Task goal: Please write out the data exactly, line by line.

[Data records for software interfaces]
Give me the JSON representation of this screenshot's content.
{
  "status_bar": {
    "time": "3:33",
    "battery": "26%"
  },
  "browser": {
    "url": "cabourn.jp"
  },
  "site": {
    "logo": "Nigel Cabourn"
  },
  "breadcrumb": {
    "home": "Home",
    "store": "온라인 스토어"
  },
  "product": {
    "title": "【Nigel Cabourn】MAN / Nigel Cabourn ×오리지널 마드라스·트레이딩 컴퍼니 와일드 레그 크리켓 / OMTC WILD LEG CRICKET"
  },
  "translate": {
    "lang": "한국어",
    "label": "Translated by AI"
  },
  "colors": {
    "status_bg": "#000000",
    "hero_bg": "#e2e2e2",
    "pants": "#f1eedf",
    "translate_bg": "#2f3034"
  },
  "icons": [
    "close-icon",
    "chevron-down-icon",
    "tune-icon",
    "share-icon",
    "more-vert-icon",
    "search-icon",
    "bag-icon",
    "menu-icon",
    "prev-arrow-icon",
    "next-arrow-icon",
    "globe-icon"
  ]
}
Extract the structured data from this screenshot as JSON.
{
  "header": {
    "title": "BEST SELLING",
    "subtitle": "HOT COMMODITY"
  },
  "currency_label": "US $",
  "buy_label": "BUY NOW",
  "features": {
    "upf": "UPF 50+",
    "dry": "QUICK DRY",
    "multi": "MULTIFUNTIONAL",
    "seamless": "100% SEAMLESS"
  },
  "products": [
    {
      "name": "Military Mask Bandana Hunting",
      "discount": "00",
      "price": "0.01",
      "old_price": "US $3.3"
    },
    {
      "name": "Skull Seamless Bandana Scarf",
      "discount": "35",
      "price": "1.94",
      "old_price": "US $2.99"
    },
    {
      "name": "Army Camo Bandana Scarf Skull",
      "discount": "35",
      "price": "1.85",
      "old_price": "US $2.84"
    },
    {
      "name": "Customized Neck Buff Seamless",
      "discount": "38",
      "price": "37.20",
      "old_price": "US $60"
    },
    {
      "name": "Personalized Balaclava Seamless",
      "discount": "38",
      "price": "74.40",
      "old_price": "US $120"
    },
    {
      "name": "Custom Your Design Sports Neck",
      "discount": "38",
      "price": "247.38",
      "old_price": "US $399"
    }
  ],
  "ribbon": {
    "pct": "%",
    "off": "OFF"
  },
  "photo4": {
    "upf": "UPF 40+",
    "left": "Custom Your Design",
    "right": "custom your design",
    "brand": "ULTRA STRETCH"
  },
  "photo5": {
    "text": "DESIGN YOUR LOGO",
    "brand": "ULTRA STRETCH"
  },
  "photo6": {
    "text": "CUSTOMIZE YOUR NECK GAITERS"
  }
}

Answer area:
Give me the JSON representation of this screenshot's content.
{
  "status_bar": {
    "time": "3:33",
    "battery": "26%"
  },
  "browser": {
    "url": "cabourn.jp"
  },
  "site": {
    "logo": "Nigel Cabourn"
  },
  "breadcrumb": {
    "home": "Home",
    "store": "온라인 스토어"
  },
  "product": {
    "title": "【Nigel Cabourn】MAN / Nigel Cabourn ×오리지널 마드라스·트레이딩 컴퍼니 와일드 레그 크리켓 / OMTC WILD LEG CRICKET"
  },
  "translate": {
    "lang": "한국어",
    "label": "Translated by AI"
  },
  "colors": {
    "status_bg": "#000000",
    "hero_bg": "#e2e2e2",
    "pants": "#f1eedf",
    "translate_bg": "#2f3034"
  },
  "icons": [
    "close-icon",
    "chevron-down-icon",
    "tune-icon",
    "share-icon",
    "more-vert-icon",
    "search-icon",
    "bag-icon",
    "menu-icon",
    "prev-arrow-icon",
    "next-arrow-icon",
    "globe-icon"
  ]
}
Extract the structured data from this screenshot as JSON.
{
  "header": {
    "title": "BEST SELLING",
    "subtitle": "HOT COMMODITY"
  },
  "currency_label": "US $",
  "buy_label": "BUY NOW",
  "features": {
    "upf": "UPF 50+",
    "dry": "QUICK DRY",
    "multi": "MULTIFUNTIONAL",
    "seamless": "100% SEAMLESS"
  },
  "products": [
    {
      "name": "Military Mask Bandana Hunting",
      "discount": "00",
      "price": "0.01",
      "old_price": "US $3.3"
    },
    {
      "name": "Skull Seamless Bandana Scarf",
      "discount": "35",
      "price": "1.94",
      "old_price": "US $2.99"
    },
    {
      "name": "Army Camo Bandana Scarf Skull",
      "discount": "35",
      "price": "1.85",
      "old_price": "US $2.84"
    },
    {
      "name": "Customized Neck Buff Seamless",
      "discount": "38",
      "price": "37.20",
      "old_price": "US $60"
    },
    {
      "name": "Personalized Balaclava Seamless",
      "discount": "38",
      "price": "74.40",
      "old_price": "US $120"
    },
    {
      "name": "Custom Your Design Sports Neck",
      "discount": "38",
      "price": "247.38",
      "old_price": "US $399"
    }
  ],
  "ribbon": {
    "pct": "%",
    "off": "OFF"
  },
  "photo4": {
    "upf": "UPF 40+",
    "left": "Custom Your Design",
    "right": "custom your design",
    "brand": "ULTRA STRETCH"
  },
  "photo5": {
    "text": "DESIGN YOUR LOGO",
    "brand": "ULTRA STRETCH"
  },
  "photo6": {
    "text": "CUSTOMIZE YOUR NECK GAITERS"
  }
}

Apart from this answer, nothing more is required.